For much of the past decade, Beijing has sought to fill huge infrastructure financing gaps on several continents with its Belt and Road Initiative. The main goal, in addition to increasing global influence, is to modernize transport links along the old routes of the Silk Road, which allowed trade between the Far East and what lay to the west of it. While Beijing recently harnessed expensesThe China Development Bank and the Export-Import Bank of China provided $ 462 billion in loans between 2008 and 2019. For context, according to Boston University, that’s just under the $ 467 billion provided by the World Bank over the same period.
However, the terms of these loans to sovereign borrowers were kept secret. Still.

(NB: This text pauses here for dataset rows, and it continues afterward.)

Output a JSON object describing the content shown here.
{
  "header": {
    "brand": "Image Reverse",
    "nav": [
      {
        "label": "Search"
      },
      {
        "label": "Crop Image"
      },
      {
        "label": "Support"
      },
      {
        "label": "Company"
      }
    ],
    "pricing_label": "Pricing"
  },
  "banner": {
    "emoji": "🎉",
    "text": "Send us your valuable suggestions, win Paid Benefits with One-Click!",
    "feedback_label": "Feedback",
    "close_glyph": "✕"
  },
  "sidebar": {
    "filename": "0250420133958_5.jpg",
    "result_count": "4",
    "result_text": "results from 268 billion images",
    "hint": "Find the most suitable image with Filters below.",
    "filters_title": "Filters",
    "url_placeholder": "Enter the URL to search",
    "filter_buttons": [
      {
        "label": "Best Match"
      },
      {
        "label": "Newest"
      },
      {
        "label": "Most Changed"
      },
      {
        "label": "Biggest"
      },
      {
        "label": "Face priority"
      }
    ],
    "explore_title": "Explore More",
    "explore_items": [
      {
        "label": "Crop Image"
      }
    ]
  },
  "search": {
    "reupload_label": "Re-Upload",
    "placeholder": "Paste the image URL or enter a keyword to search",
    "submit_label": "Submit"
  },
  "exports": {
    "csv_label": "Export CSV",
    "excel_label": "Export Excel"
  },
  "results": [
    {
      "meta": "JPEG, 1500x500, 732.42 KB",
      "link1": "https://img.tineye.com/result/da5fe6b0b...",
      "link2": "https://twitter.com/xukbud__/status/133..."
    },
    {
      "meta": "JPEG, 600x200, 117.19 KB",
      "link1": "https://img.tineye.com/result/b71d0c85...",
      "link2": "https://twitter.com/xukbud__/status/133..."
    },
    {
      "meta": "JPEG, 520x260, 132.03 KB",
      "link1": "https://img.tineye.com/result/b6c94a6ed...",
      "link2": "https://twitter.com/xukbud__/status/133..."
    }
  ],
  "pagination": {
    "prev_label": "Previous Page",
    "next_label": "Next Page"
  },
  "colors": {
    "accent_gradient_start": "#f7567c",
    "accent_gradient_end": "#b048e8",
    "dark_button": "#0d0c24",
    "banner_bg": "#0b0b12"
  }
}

The Peterson Institute for International Finance, a Washington-based think tank, has fascinating paper this week, which compiles results based on 100 contracts with sovereign creditors, mainly in Africa and South America. The lenders are the China Development Bank and the Export-Import Bank of China, as well as several commercial banks and the Chinese government itself. The study was conducted with other think tanks and the William and Mary College AidData team, which has a dataset here for those who want to dig deeper.
While the researchers note that the sample size of 100 is only 5 percent of the contracts that Chinese lenders have awarded foreign governments since the early 2000s, in terms of standardization it is still enough to draw some conclusions about the nature of lending practices. and concluded that China is a “powerful and commercially savvy creditor.”
We recommend that you read the entire article. For those running out of time, here are a few highlights.
First, contracts are not very different from contracts offered by other sovereign creditors. Especially when these lenders – as is often the case here – lend to lower-income countries. However, the contracts are unique in that they reflect that China does not participate in collective restructuring agreements such as the Paris Club due to the loss of sovereign debt.
This creates a discrepancy with what you might expect to see in a contract with an export-import bank or development bank located elsewhere. For example, researchers believe that contracts represent a somewhat odd hybrid of private and public sector lending standards. This could give the Chinese authorities much more power if the situation worsens. Take, for example, the inclusion of clauses that mean that sovereign changes in policy and legislation can be seen as grounds for cancellation and immediate repayment of a loan. The document notes that while such clauses would be “unremarkable in a commercial debt agreement” entered into by a private sector player, they could take on “a different meaning and new potential in government-to-government lending arrangements.” It seems that this does indeed give Beijing enormous domestic decision-making power in the case of countries that owe a significant amount of money.
The extent to which Beijing has deviated from international debt relief protocols seems to us incredibly important – especially at times like now, when the pandemic has left many countries. developing countries China is considered a difficult borrower.
There is also the problem of coercion. Contracts (other than those agreed with the China Development Bank, which are mostly written in English) are subject to Chinese law. They also insist that the dispute resolution takes place in China. While researchers shy away from judging the merits of Chinese law or China’s commercial dispute resolution regime, we will not be hurt by our chances of defending our case in such a legal system.